The things that ran through my mine were his rags and the services. I piped up and told the farmer that I had clothes to fit him and would bring them over to his house. I hung up and went to my closet. There were the shirt and pants he had touched, I took them down and folded them. Then I remembered he had never had any underwear. I looked out the window and my mom had washed that morning and there were the maroon and gold ones on the line. I went and folded them.

As I walked across the field through the cotton stalks of that drought stricken farm to the farmers house I wondered why anyone would want to make a living doing that, why would anyone want to pick cotton and live like they did, out of a stakebed old truck moving from field to field in the Texas heat. I walked up to the door and the man and his wife were getting ready to leave to take stuff to the family and the funeral home. I asked if I could ride along.
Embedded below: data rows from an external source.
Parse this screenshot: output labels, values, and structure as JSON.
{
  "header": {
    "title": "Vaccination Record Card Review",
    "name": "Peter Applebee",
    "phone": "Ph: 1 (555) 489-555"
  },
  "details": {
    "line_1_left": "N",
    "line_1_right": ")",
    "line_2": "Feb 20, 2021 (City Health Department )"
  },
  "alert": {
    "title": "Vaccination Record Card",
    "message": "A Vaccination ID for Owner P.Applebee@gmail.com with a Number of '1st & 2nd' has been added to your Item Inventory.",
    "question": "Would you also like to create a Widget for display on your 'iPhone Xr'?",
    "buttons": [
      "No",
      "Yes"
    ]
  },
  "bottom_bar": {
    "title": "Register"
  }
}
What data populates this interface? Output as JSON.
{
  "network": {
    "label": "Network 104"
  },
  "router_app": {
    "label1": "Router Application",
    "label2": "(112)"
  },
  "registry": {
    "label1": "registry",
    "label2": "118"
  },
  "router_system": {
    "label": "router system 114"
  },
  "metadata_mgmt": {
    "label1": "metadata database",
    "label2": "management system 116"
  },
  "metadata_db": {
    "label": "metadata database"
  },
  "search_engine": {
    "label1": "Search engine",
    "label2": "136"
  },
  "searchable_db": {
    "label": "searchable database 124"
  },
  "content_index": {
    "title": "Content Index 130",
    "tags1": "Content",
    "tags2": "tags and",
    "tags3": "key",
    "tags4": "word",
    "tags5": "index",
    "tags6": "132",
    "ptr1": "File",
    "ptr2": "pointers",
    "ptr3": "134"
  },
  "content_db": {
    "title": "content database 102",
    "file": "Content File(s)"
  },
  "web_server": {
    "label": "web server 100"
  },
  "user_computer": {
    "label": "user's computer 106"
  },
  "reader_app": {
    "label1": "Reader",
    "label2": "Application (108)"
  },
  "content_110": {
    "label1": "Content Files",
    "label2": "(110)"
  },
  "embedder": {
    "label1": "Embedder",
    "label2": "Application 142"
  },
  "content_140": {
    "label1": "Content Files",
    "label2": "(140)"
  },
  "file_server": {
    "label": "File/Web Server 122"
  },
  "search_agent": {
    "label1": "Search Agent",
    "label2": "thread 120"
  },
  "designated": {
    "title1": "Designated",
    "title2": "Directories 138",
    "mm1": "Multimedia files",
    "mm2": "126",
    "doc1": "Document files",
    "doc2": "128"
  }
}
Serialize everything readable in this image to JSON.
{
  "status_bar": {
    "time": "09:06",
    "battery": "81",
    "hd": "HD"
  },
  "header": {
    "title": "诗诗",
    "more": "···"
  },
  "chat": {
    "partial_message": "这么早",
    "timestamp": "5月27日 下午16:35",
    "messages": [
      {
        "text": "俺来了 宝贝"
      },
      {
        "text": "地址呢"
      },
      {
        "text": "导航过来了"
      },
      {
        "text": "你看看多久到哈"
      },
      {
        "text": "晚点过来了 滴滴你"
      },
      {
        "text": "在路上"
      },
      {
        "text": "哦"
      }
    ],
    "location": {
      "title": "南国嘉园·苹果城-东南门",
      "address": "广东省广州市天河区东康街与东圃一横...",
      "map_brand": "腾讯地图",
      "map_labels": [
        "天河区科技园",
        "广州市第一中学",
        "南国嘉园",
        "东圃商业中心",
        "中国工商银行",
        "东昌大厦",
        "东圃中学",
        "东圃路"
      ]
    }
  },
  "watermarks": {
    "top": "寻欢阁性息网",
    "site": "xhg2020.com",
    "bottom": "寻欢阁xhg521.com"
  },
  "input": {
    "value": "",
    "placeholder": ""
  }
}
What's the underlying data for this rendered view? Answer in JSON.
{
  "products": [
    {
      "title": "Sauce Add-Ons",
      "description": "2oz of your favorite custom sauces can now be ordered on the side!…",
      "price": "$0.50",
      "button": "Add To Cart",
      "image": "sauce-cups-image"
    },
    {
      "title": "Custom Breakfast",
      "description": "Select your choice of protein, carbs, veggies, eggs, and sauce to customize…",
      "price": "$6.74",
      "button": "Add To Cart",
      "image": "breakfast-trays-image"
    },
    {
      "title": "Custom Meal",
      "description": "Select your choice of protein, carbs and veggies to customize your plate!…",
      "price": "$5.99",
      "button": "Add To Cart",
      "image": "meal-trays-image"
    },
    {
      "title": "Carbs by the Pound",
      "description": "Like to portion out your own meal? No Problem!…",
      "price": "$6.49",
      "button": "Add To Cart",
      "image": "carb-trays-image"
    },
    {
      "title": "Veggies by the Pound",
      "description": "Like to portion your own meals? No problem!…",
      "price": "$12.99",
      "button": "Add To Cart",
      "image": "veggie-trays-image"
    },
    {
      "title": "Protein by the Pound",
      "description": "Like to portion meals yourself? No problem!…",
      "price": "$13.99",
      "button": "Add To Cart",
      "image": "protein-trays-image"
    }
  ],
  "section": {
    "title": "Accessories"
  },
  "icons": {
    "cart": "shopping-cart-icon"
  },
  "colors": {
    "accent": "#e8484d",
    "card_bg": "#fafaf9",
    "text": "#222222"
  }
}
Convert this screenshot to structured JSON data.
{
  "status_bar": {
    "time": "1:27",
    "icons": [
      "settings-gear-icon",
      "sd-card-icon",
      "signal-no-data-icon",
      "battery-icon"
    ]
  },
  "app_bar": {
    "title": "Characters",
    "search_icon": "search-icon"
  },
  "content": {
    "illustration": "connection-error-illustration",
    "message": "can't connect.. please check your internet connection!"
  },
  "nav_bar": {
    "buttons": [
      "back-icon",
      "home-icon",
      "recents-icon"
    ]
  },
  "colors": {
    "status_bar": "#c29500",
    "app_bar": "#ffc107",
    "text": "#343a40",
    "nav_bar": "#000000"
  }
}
We stopped by the barn and they gave them food and then we went to the funeral home where we gave the clothes to the man there. He said there was no need to use the underwear and I piped up” there is a very good reason to use the underwear”. Settled that real quick like. The next week at the services there was hardly anyone there, just his family members and I. I walked up to the casket. I had never seen a dead person before so I was very apprehensive. There he was, clean, with a haircut and new clothes on. I reached down and moved the cover back. There was the top of the maroon and gold underwear showing.

Mark Crider

P. S. Shouldn’t we try to show our appreciation towards those we love while they are still alive? Brighten someone’s day today and show them how important they are to you.